=== TASK INPUTS ===
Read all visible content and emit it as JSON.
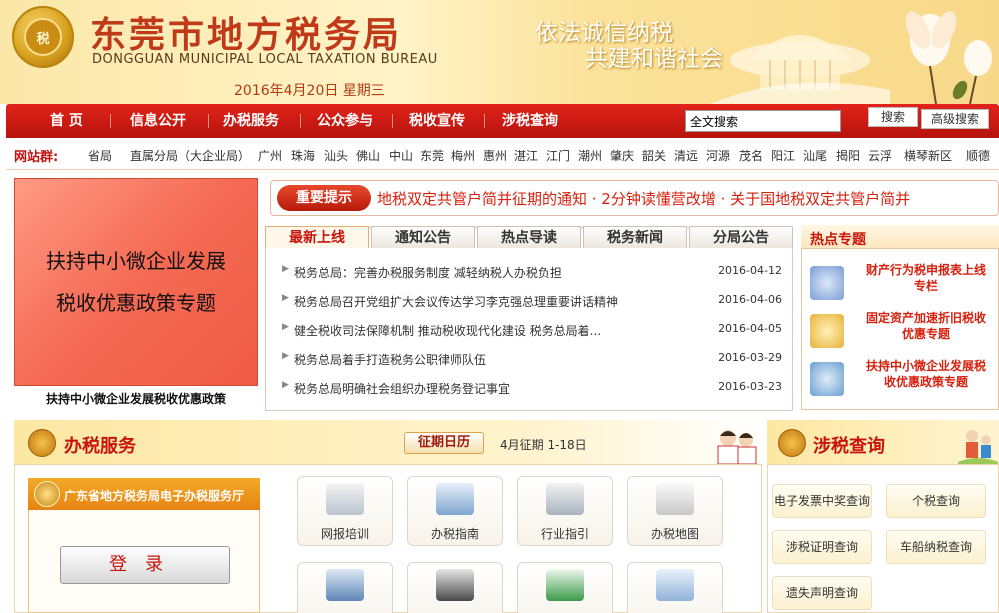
{
  "header": {
    "emblem_text": "税",
    "title_cn": "东莞市地方税务局",
    "title_en": "DONGGUAN MUNICIPAL LOCAL TAXATION BUREAU",
    "date": "2016年4月20日 星期三",
    "slogan_line1": "依法诚信纳税",
    "slogan_line2": "共建和谐社会"
  },
  "nav": {
    "items": [
      "首 页",
      "信息公开",
      "办税服务",
      "公众参与",
      "税收宣传",
      "涉税查询"
    ],
    "search_value": "全文搜索",
    "search_button": "搜索",
    "advanced_button": "高级搜索"
  },
  "sites": {
    "label": "网站群:",
    "items": [
      "省局",
      "直属分局（大企业局）",
      "广州",
      "珠海",
      "汕头",
      "佛山",
      "中山",
      "东莞",
      "梅州",
      "惠州",
      "湛江",
      "江门",
      "潮州",
      "肇庆",
      "韶关",
      "清远",
      "河源",
      "茂名",
      "阳江",
      "汕尾",
      "揭阳",
      "云浮",
      "横琴新区",
      "顺德"
    ]
  },
  "left_banner": {
    "line1": "扶持中小微企业发展",
    "line2": "税收优惠政策专题",
    "caption": "扶持中小微企业发展税收优惠政策"
  },
  "notice": {
    "badge": "重要提示",
    "text": "地税双定共管户简并征期的通知  · 2分钟读懂营改增          · 关于国地税双定共管户简并"
  },
  "news": {
    "tabs": [
      "最新上线",
      "通知公告",
      "热点导读",
      "税务新闻",
      "分局公告"
    ],
    "items": [
      {
        "title": "税务总局：完善办税服务制度  减轻纳税人办税负担",
        "date": "2016-04-12"
      },
      {
        "title": "税务总局召开党组扩大会议传达学习李克强总理重要讲话精神",
        "date": "2016-04-06"
      },
      {
        "title": "健全税收司法保障机制  推动税收现代化建设  税务总局着...",
        "date": "2016-04-05"
      },
      {
        "title": "税务总局着手打造税务公职律师队伍",
        "date": "2016-03-29"
      },
      {
        "title": "税务总局明确社会组织办理税务登记事宜",
        "date": "2016-03-23"
      }
    ]
  },
  "hot": {
    "title": "热点专题",
    "items": [
      {
        "line1": "财产行为税申报表上线",
        "line2": "专栏",
        "icon": "person-icon",
        "color": "#7a9ed6"
      },
      {
        "line1": "固定资产加速折旧税收",
        "line2": "优惠专题",
        "icon": "coins-icon",
        "color": "#e7b23a"
      },
      {
        "line1": "扶持中小微企业发展税",
        "line2": "收优惠政策专题",
        "icon": "computer-icon",
        "color": "#6a9ed0"
      }
    ]
  },
  "service": {
    "title": "办税服务",
    "calendar_button": "征期日历",
    "calendar_text": "4月征期  1-18日",
    "hall_title": "广东省地方税务局电子办税服务厅",
    "login_label": "登录",
    "tiles": [
      {
        "label": "网报培训",
        "icon": "training-icon"
      },
      {
        "label": "办税指南",
        "icon": "guide-icon"
      },
      {
        "label": "行业指引",
        "icon": "industry-icon"
      },
      {
        "label": "办税地图",
        "icon": "map-icon"
      },
      {
        "label": "",
        "icon": "book-icon"
      },
      {
        "label": "",
        "icon": "books-icon"
      },
      {
        "label": "",
        "icon": "excel-icon"
      },
      {
        "label": "",
        "icon": "download-icon"
      }
    ]
  },
  "inquiry": {
    "title": "涉税查询",
    "buttons": [
      "电子发票中奖查询",
      "个税查询",
      "涉税证明查询",
      "车船纳税查询",
      "遗失声明查询"
    ]
  }
}
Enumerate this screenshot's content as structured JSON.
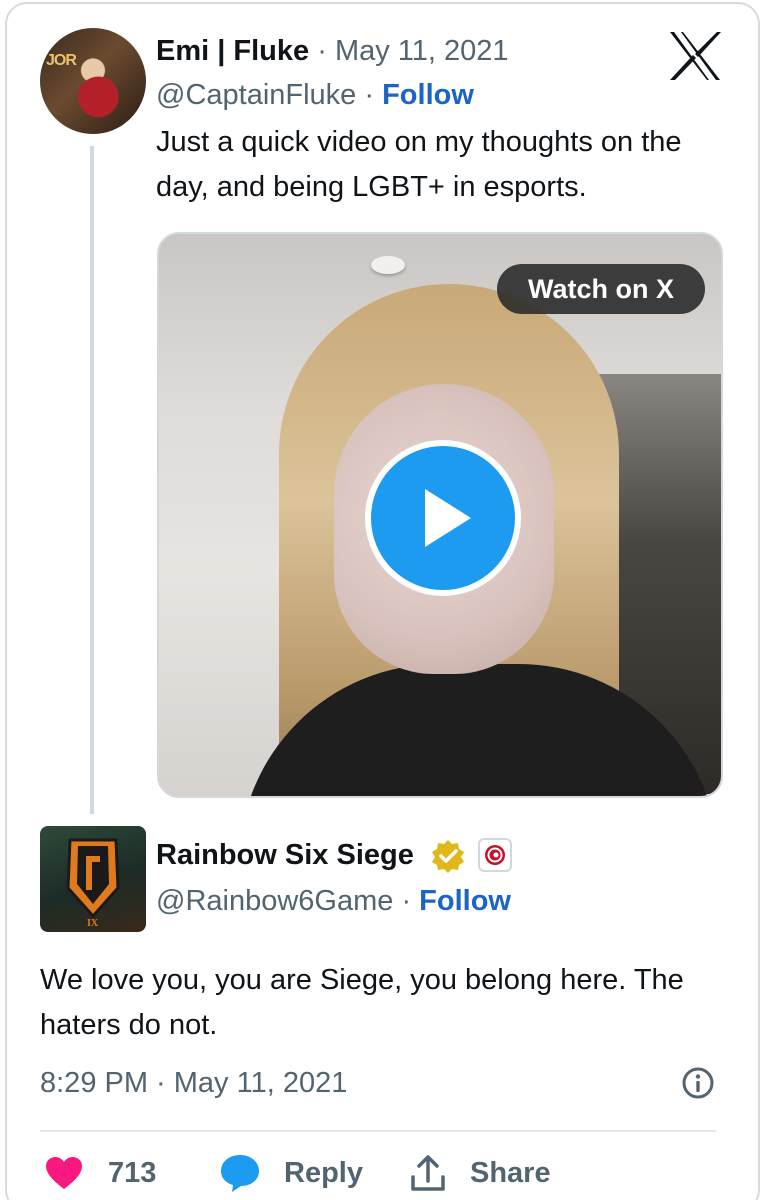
{
  "original_tweet": {
    "author_name": "Emi | Fluke",
    "date": "May 11, 2021",
    "handle": "@CaptainFluke",
    "follow_label": "Follow",
    "text": "Just a quick video on my thoughts on the day, and being LGBT+ in esports.",
    "avatar_text": "JOR",
    "video": {
      "watch_label": "Watch on X"
    }
  },
  "main_tweet": {
    "author_name": "Rainbow Six Siege",
    "handle": "@Rainbow6Game",
    "follow_label": "Follow",
    "text": "We love you, you are Siege, you belong here. The haters do not.",
    "timestamp": "8:29 PM · May 11, 2021",
    "avatar_sub": "IX"
  },
  "actions": {
    "like_count": "713",
    "reply_label": "Reply",
    "share_label": "Share"
  },
  "colors": {
    "like": "#f91880",
    "reply": "#1d9bf0",
    "link": "#1d64c9",
    "play": "#1d9bf0",
    "verified": "#e2b719"
  },
  "icons": [
    "x-logo-icon",
    "play-icon",
    "verified-badge-icon",
    "affiliate-badge-icon",
    "info-icon",
    "heart-icon",
    "reply-bubble-icon",
    "share-icon"
  ]
}
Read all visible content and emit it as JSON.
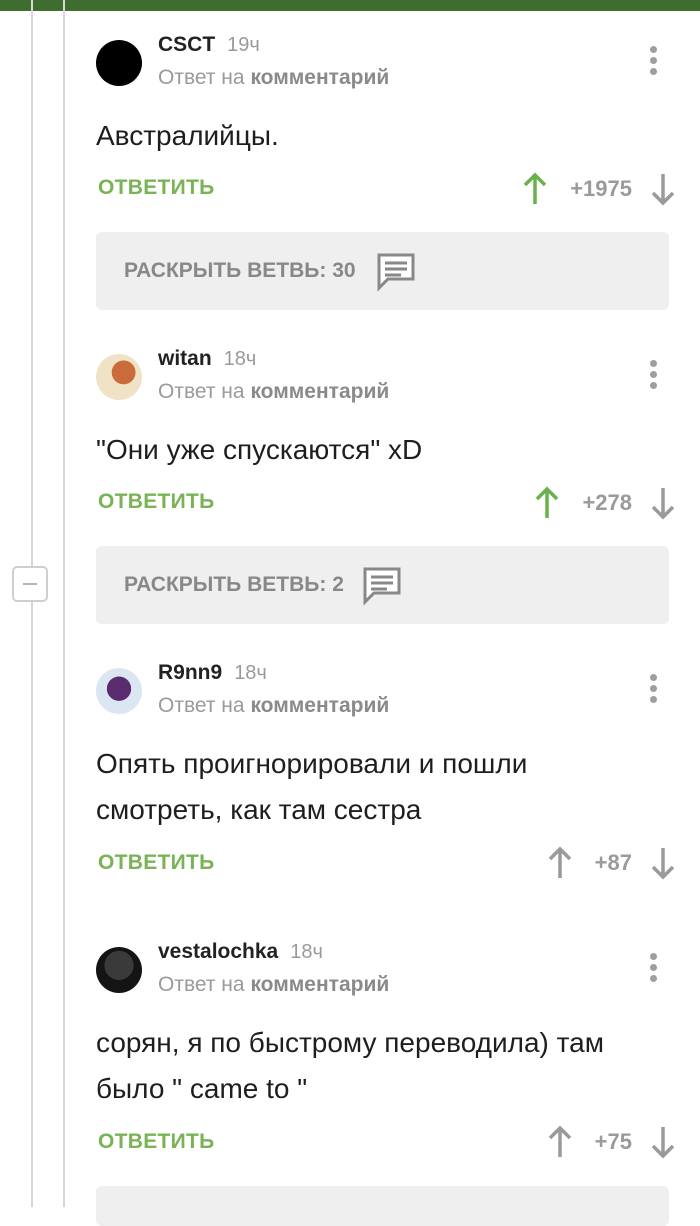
{
  "comments": [
    {
      "username": "CSCT",
      "time": "19ч",
      "reply_prefix": "Ответ на",
      "reply_link": "комментарий",
      "text_lines": [
        "Австралийцы."
      ],
      "reply_label": "ОТВЕТИТЬ",
      "score": "+1975",
      "upvoted": true
    },
    {
      "username": "witan",
      "time": "18ч",
      "reply_prefix": "Ответ на",
      "reply_link": "комментарий",
      "text_lines": [
        "\"Они уже спускаются\" xD"
      ],
      "reply_label": "ОТВЕТИТЬ",
      "score": "+278",
      "upvoted": true
    },
    {
      "username": "R9nn9",
      "time": "18ч",
      "reply_prefix": "Ответ на",
      "reply_link": "комментарий",
      "text_lines": [
        "Опять проигнорировали и пошли",
        "смотреть, как там сестра"
      ],
      "reply_label": "ОТВЕТИТЬ",
      "score": "+87",
      "upvoted": false
    },
    {
      "username": "vestalochka",
      "time": "18ч",
      "reply_prefix": "Ответ на",
      "reply_link": "комментарий",
      "text_lines": [
        "сорян, я по быстрому переводила) там",
        "было \" came to \""
      ],
      "reply_label": "ОТВЕТИТЬ",
      "score": "+75",
      "upvoted": false
    }
  ],
  "threads": [
    {
      "label": "РАСКРЫТЬ ВЕТВЬ: 30"
    },
    {
      "label": "РАСКРЫТЬ ВЕТВЬ: 2"
    }
  ],
  "colors": {
    "accent": "#7ab355",
    "upvote": "#6ab04c",
    "neutral": "#9a9a9a",
    "topbar": "#3e6d2d"
  },
  "icons": [
    "more-icon",
    "upvote-icon",
    "downvote-icon",
    "comment-bubble-icon",
    "collapse-icon"
  ]
}
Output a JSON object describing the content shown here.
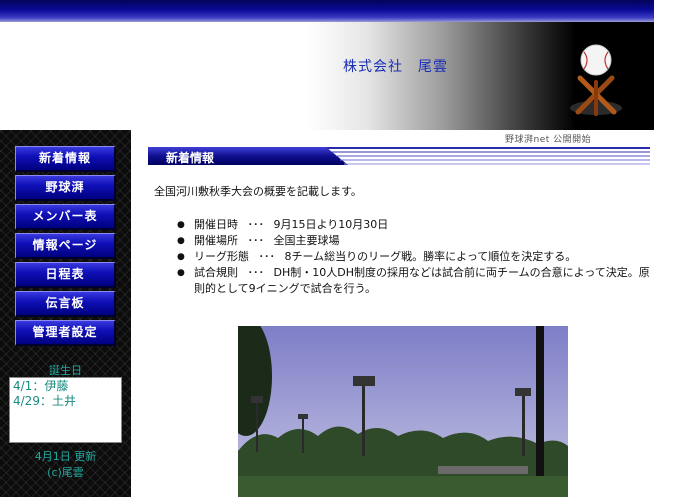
{
  "header": {
    "company": "株式会社　尾雲"
  },
  "nav": {
    "items": [
      "新着情報",
      "野球湃",
      "メンバー表",
      "情報ページ",
      "日程表",
      "伝言板",
      "管理者設定"
    ]
  },
  "birthday": {
    "title": "誕生日",
    "entries": [
      "4/1：伊藤",
      "4/29：土井"
    ]
  },
  "footer_side": {
    "update": "4月1日 更新",
    "copyright": "(c)尾雲"
  },
  "ticker": "野球湃net 公開開始",
  "section": {
    "title": "新着情報"
  },
  "content": {
    "intro": "全国河川敷秋季大会の概要を記載します。",
    "items": [
      {
        "label": "開催日時",
        "sep": "･･･",
        "text": "9月15日より10月30日"
      },
      {
        "label": "開催場所",
        "sep": "･･･",
        "text": "全国主要球場"
      },
      {
        "label": "リーグ形態",
        "sep": "･･･",
        "text": "8チーム総当りのリーグ戦。勝率によって順位を決定する。"
      },
      {
        "label": "試合規則",
        "sep": "･･･",
        "text": "DH制・10人DH制度の採用などは試合前に両チームの合意によって決定。原則的として9イニングで試合を行う。"
      }
    ]
  },
  "colors": {
    "nav_bg": "#1010b8",
    "accent": "#000080",
    "teal_text": "#22aaa0",
    "company_text": "#1a2fb4"
  },
  "icons": {
    "logo": "baseball-on-bat-stand-icon",
    "bullet": "disc-bullet-icon"
  }
}
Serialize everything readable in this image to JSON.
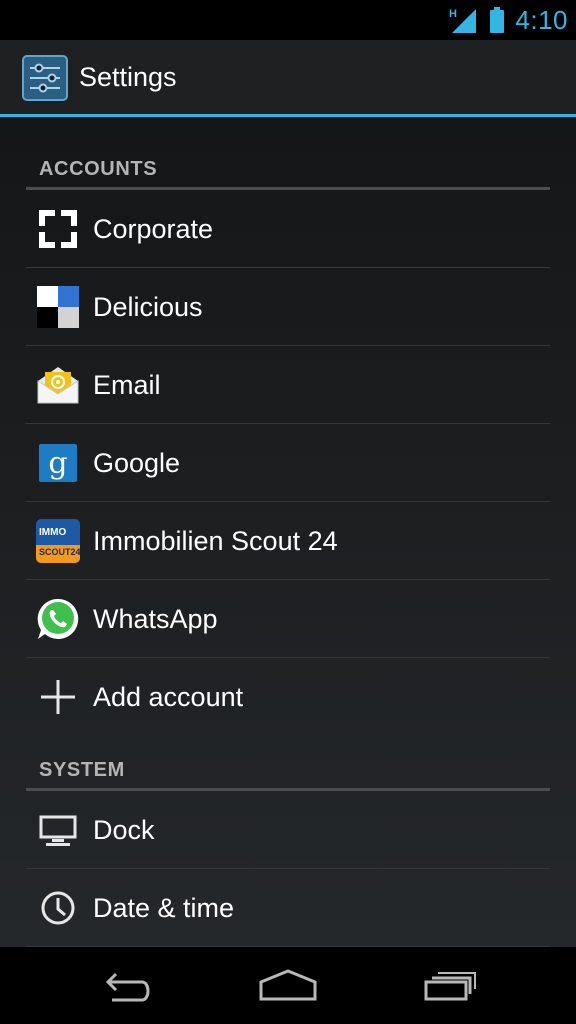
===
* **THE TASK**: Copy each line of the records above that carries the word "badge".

* **RESPONSE**:
    "badge": "重要提示",
    "verified-badge-icon",
    "affiliate-badge-icon",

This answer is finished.